I went to one panel yesterday: “Humanism and Humor: Funny Ladies Discuss”, with Margaret Downey as moderator and featuring comedian and author Julia Sweeney and comedian and activist Leighann Lord (she also co-hosted Star Talk with Neil deGrasse Tyson). I thought it might be a rather serious discussion of comedy and its implications for nonbelievers, but it turned out to be hilarious: both comedians cracked us up many times with spontaneous quips. I suppose I should have realized that, but what I realized only during the panel was that comedians have brains different from the rest of us. I, for one, couldn’t emit bon mot after bon mot, and on the spot. It’s a great talent. Julia told some stories about her SNL days, and added that she can’t watch Al Franken as a politician, because she knows what he’s really thinking when he’s speaking as a senator from Minnesota, and she cracks up when thinking of what’s going through Franken’s mind. He was, she said, the funniest person she ever met.
She was also asked what kind of sketch her most famous character, the androgynous Pat, would do in these days of the transgender bathroom fracas: she responded that it would probably be along the lines of people hanging around outside the bathrooms to see which one Pat entered. She also told some stories about SNL regular Victoria Jackson (a believer): one involved Jackson saying offstage that we really shouldn’t help poor people, because they’re going to heaven anyway and their miserable lives shouldn’t be prolonged, for that just delays their receiving their ultimate reward. According to Julia, she and Al Franken said, “You’re kidding, aren’t you, Victoria?”, and Jackson said, “No, I really mean it!”
Star Trek fans may know John De Lancie, an actor and director who is best known for playing the role of Q in the Star Trek series (I never saw it, but Q was apparently an omnipotent and nasty character—much like Donald Trump). De Lancie has done a lot of other work, including Shakespearian acting and playing the role of Clarence Darrow in a traveling play that (unlike Inherit the Wind), was based on the real Scopes Trial.
Accepting the Isaac Asimov award for Humanist Arts, De Lancie gave a really lovely talk (well emoted, since he’s an actor!) on how he became an atheist when only about 8 years old, how he was thought to be stupid because he couldn’t read till he was about ten, and how he found himself (and his ability to read) by being cast in a school production of Shakespeare. His speech will be on YouTube in about a month, as will all the others, so I won’t recount some of his anecdotes, including his meeting with another atheist (and previous Isaac Asimov awardee), Gene Rodenberry. He did say that his favorite Shakespeare plays were Henry IV, Parts 1 and 2.

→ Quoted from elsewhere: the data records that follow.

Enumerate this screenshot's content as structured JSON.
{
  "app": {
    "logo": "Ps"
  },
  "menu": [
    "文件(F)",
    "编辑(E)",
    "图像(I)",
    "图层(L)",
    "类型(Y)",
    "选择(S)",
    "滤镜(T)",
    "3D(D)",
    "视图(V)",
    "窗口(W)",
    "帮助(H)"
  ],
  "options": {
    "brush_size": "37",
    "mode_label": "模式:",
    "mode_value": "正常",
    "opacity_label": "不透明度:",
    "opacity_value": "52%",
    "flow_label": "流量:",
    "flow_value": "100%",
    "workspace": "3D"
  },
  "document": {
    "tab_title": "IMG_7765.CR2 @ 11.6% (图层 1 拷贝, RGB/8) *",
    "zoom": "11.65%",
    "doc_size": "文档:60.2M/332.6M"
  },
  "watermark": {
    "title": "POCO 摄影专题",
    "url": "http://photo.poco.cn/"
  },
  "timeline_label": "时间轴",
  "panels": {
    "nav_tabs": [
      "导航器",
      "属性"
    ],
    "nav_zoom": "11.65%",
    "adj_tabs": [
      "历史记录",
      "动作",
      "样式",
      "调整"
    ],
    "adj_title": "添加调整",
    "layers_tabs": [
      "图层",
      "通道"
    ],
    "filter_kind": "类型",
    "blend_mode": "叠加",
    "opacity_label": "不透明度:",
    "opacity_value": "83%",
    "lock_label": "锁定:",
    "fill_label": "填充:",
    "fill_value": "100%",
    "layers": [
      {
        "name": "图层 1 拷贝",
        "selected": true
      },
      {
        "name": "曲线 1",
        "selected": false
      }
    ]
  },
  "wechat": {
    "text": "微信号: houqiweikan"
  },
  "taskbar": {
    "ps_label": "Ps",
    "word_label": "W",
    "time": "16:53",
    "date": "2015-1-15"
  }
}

Elizabeth Loftus got the Isaac Asimov award for Science, and gave a nice talk on her work on faulty memory and the fallacy of recovered memories. She also discussed the persecution she faced from social workers and psychologists opposed to her assertion that there is little evidence for long-term repression of traumatic memories, including those involving sexual abuse. She was, in fact, sued by a “recovered memory” patient for investigating her case and finding that the evidence for a recovered memory of abuse was bogus. At one point in the five-year lawsuit, which went to the California Supreme Court (she won, although the lawyers were the real winner!), Elizabeth said she spent hours trying to feel better by watching Lifetime T.V., which often has shows about beleaguered women who triumph over adversity. She said she was embarrassed to be a professional psychologist who found solace in such dreck, but that it worked. In the Q&A session afterwards, a guy got up and confessed that, he too, watched Lifetime T.V. and it was even worse, for he skipped the NFL playoffs to watch it.
I had my picture taken with Dr. Loftus afterwards; she’s a lovely person, and a very tough woman:
The banquet food continued to be good, with a nice piece of salmon over lentils for dinner:
. . . followed by a chocolate tart with whipped cream. (There was a salad an a nice bread basket beforehand.)
And, in my room, “hydrate” yourself: only $3.50 for a 16-ounce bottle of water. How dare they? Needless to say, I drank tap water.
I give my talk in about an hour, so it’s time to shower and put on the nice clothes.